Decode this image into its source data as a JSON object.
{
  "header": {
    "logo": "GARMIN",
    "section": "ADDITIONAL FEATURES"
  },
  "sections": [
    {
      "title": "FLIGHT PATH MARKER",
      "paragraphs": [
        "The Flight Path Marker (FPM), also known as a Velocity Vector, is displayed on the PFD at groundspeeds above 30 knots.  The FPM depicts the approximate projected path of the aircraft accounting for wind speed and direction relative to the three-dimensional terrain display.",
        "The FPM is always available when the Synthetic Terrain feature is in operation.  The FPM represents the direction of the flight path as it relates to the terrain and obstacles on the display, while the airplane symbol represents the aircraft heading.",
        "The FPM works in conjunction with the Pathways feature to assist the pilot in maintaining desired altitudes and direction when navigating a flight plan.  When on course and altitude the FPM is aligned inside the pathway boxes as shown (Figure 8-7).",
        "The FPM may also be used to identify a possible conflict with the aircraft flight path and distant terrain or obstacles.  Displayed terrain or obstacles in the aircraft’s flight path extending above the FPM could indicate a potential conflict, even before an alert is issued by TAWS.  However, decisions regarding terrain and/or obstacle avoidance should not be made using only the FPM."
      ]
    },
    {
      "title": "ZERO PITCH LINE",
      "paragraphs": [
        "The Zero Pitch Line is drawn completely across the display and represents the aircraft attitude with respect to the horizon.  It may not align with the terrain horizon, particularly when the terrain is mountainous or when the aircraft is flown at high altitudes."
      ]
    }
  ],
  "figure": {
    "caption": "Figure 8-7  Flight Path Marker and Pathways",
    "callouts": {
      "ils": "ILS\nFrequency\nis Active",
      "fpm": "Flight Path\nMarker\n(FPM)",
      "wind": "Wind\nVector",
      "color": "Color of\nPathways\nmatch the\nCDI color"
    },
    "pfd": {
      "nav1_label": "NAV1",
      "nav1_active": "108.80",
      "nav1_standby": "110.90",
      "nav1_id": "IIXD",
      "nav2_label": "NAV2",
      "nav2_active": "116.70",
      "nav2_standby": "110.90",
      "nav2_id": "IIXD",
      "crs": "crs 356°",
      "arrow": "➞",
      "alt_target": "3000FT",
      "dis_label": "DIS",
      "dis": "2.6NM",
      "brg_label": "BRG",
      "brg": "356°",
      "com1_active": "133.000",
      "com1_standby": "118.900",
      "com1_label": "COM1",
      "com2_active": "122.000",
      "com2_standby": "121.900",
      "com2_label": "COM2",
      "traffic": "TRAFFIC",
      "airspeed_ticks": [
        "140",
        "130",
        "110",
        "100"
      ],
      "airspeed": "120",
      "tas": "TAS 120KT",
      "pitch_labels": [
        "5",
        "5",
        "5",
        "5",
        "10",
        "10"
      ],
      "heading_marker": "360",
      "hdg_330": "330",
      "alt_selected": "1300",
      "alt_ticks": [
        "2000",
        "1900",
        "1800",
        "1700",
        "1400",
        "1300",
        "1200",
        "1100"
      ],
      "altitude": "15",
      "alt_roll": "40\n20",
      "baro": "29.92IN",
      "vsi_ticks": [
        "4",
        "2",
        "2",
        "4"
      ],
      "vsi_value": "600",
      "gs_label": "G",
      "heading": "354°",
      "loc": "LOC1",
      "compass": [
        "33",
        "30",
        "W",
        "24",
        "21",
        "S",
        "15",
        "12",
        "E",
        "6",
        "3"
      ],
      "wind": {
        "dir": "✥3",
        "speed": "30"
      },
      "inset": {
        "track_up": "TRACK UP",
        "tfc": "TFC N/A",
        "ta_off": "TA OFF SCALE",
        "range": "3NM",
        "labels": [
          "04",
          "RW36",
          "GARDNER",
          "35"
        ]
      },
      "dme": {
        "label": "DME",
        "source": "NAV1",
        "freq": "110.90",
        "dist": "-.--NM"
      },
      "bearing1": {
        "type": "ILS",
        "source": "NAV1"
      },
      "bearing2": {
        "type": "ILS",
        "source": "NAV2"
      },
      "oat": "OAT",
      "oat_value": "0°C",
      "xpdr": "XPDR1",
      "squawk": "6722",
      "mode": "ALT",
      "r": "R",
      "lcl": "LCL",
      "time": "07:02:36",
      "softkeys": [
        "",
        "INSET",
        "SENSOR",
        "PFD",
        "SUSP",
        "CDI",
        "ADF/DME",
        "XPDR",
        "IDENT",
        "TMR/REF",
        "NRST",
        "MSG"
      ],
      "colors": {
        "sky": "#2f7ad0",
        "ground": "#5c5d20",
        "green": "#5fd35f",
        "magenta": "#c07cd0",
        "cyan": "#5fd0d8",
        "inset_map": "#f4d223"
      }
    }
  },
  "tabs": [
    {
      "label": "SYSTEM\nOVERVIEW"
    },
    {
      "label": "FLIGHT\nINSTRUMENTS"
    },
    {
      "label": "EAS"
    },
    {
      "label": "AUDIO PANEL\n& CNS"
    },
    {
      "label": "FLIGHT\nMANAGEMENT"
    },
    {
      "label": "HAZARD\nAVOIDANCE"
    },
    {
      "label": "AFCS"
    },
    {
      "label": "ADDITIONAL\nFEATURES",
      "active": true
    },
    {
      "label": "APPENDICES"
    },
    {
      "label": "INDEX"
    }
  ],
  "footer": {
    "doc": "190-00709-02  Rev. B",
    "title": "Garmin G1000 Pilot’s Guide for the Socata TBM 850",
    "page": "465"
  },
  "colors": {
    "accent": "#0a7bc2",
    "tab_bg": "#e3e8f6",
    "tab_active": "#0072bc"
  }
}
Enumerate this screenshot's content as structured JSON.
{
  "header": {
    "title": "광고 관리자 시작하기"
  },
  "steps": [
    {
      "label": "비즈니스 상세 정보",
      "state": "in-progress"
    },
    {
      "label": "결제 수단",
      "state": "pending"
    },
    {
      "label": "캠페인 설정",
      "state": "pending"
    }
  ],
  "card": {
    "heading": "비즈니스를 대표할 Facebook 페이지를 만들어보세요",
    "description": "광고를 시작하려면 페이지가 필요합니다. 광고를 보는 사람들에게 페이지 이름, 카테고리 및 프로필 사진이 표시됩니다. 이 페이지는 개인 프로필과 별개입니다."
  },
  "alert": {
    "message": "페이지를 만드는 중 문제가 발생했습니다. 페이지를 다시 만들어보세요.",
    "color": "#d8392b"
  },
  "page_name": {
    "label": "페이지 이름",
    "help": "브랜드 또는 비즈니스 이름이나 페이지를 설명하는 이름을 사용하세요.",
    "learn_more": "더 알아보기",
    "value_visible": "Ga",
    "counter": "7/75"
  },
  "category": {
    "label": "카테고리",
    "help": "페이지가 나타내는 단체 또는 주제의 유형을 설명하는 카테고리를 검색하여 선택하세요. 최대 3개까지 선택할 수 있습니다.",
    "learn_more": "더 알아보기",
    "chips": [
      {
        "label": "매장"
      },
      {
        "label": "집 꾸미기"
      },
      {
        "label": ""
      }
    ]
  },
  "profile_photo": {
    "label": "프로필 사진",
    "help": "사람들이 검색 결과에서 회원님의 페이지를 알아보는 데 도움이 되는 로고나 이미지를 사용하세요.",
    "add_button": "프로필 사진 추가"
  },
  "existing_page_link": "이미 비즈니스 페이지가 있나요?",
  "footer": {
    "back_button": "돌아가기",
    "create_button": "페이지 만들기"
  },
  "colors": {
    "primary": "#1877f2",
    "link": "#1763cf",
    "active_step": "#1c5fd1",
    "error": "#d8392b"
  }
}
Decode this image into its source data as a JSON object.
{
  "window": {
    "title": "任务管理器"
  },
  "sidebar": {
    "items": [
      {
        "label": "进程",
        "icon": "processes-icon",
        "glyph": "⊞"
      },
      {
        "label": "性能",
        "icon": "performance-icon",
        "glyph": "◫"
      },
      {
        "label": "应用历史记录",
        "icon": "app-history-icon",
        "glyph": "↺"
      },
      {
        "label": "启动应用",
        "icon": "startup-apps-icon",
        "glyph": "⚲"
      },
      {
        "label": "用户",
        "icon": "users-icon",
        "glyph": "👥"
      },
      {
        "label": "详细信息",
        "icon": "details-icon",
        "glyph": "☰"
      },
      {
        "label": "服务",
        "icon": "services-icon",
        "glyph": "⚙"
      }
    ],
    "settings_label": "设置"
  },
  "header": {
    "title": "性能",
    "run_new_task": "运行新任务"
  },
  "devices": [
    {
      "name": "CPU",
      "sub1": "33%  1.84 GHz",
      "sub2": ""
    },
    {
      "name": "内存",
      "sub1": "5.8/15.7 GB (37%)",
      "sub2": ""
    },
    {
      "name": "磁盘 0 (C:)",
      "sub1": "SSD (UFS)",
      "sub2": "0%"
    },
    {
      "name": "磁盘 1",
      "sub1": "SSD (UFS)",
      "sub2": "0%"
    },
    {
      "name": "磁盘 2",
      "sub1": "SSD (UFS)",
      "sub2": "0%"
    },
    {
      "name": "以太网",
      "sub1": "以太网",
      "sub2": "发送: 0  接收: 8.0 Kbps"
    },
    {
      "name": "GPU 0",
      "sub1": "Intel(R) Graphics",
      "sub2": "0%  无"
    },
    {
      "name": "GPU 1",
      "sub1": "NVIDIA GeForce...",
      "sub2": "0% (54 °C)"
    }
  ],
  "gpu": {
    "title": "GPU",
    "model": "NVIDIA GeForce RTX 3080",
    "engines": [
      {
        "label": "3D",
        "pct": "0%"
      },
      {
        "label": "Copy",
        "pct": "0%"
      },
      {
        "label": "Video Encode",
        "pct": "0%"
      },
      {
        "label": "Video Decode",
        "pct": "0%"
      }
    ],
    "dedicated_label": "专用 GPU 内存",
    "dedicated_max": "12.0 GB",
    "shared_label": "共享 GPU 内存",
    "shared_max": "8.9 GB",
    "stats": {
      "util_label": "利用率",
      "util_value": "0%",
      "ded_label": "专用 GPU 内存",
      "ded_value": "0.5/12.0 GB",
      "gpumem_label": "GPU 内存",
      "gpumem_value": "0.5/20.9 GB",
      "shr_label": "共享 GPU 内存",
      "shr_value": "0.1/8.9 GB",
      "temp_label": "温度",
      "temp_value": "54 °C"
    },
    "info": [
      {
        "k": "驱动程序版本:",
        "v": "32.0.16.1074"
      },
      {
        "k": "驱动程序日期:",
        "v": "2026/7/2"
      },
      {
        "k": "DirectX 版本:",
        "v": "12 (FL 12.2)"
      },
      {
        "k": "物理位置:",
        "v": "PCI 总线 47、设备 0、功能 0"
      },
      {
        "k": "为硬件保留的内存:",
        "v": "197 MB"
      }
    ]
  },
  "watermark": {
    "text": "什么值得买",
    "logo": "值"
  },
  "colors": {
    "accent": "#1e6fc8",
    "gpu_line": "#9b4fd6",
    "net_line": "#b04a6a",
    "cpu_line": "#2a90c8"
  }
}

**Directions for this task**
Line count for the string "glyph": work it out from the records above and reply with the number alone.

**Task output**
7